Loans make higher education possible for many, may cause headaches later


As costs rise and state support declines, financial aid continues to be crucial to attending college.

News Editor

Student loans are simply that: loans, and they must be paid back. With costs increasing and state support declining, many students unknowingly fall further and further into the red.

“I graduated with a little over $20,000 in student loans,” said Zach Anderson, SDSU alum and news editor at the Starbuck Times in Starbuck, Minn. “I didn’t get any financial aid and had one scholarship that was about $500 a semester, but other than that I had all loans.”

Jay Larsen, director of financial aid at SDSU, said as costs increase, financial aid becomes even more significant to students.

“Student financial aid is very important for students and families and their choice to attend higher education,” Larsen said. “Financial aid helps students attend college, and stay in college, because it provides the resources or money to pay for school.”

Gov. Dennis Daugaard’s proposed budget for fiscal year 2012 could make financial aid even more important for students.  Daugaard’s budget proposed a 10 percent cut in state spending, which could equal about $4.7 million in cuts to SDSU and a rise in tuition of 6 to 8 percent.

Anderson said student loans were important while he was in school.

“I didn’t have a job or anything, so I probably wouldn’t have even been able to go to college without loans,” Anderson said.  “I’m sure there are a lot of kids that wouldn’t be able to go if they didn’t have that financial aid available.”

Tia Krier, a sophomore pharmacy major, worries about the amount of money she has to borrow for school.

“It’s really scary to see how much money I’m racking up with student fees,” she said.  “Going into the pharmacy program and looking at what I’ll have to pay in the future is overwhelming.”

According to the South Dakota Board of Regents 2011 Factbook, in 2010, 88 percent of SDSU students received some form of financial aid, with the average amount being almost $10,000.

About $28.5 million in non-obligation financial aid was given to SDSU students in 2010, according to the Factbook. Larsen described non-obligation aid as awards given based on merit or financial need. It is aid students don’t have to work for or pay back. Non-obligation financial aid includes grants, the Opportunity Scholarship and institutional scholarships.

“Scholarship opportunities provide financial assistance but also recognition of a students achievements and career interests,” Larsen said. “Scholarships are available only through the generosity of donors.”

According to the Factbook, nearly $77 million was given to SDSU students in obligation aid in 2010. Obligation aid means it must be paid back. Larsen said students can pay these back by federal and alternative loans or funds collected through work study and non-work study employment.

“Federal financial aid programs and primarily student loans are available to help students pay for their higher education expenses, and invest in their futures so that they can repay their student loans and also have the career opportunities they are interested in,” Larsen said.

As shown in the Factbook, a much larger amount of obligation aid is given. Larsen said this is because some students are starting to borrow more money while in school, partly because of the rising costs of education.

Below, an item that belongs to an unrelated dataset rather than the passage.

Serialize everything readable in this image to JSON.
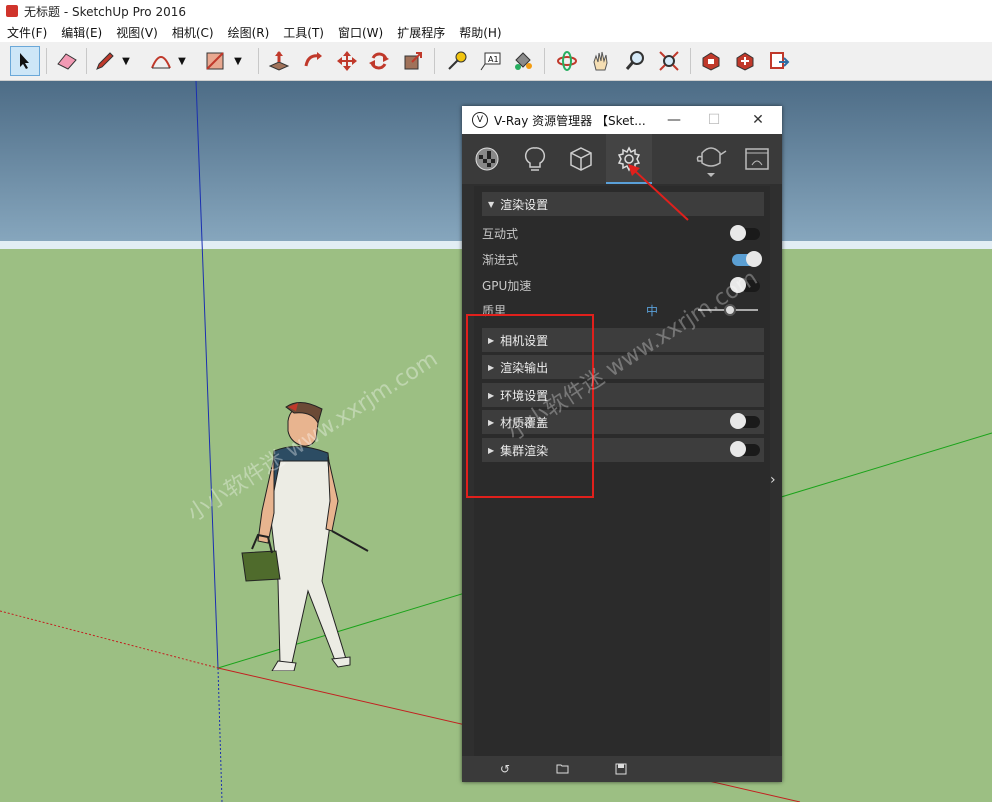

Anderson said he didn’t pay close attention to the amount of student loan debt he acquired throughout college.

“I didn’t even think about it until the exit interview; I didn’t really care until then,” he said. “It’s not something you have to pay right away, so it’s not really a reality until you graduate because that’s when the bills come.”

Larsen said students should pay attention to how much debt they are acquiring through out college.

“Students can view their federal student loans at,” Larsen said.  “I encourage students to check them often.”

Larsen said payments on student loans start six months after graduation, while federal student loans have a 10-year repayment period, unless the student has them deferred.  Depending on the amount borrowed it could take up to 25 years for some students to pay  back their student loans.

“The loan repayment rate is where students have proven it is a worthy investment in their education,” Larsen said.  “The loan repayment rate at SDSU is over 99 percent.”

Larsen said interest rates vary depending on the type of loan.  Federal loans have an interest rate of 3.4 percent for the Federal Direct Subsidized loan or 6.8 percent for the Unsubsidized Federal Direct Loan.

Anderson said he’s been fortunate and able to start paying his loans off quickly.  Since graduating in December 2009, he’s been able to pay off nearly half of his student loan debt.

“When I first got out of college I lived at home, so it was a lot easier to pay them off quickly,” he said.  “Now that I have to pay rent I can’t pay as much at a time, but it will definitely be nice when I get them paid off…  it kind of looms over your head when you know that’s where half of your paycheck is going.”

Krier said she is expecting it to take years for her to pay off her student loan debt.

“I think it will probably take like 15 years,” she said.  “I know that someday because I’m going into the healthcare field I’ll be able to pay it off, but I can’t imagine how others feel.”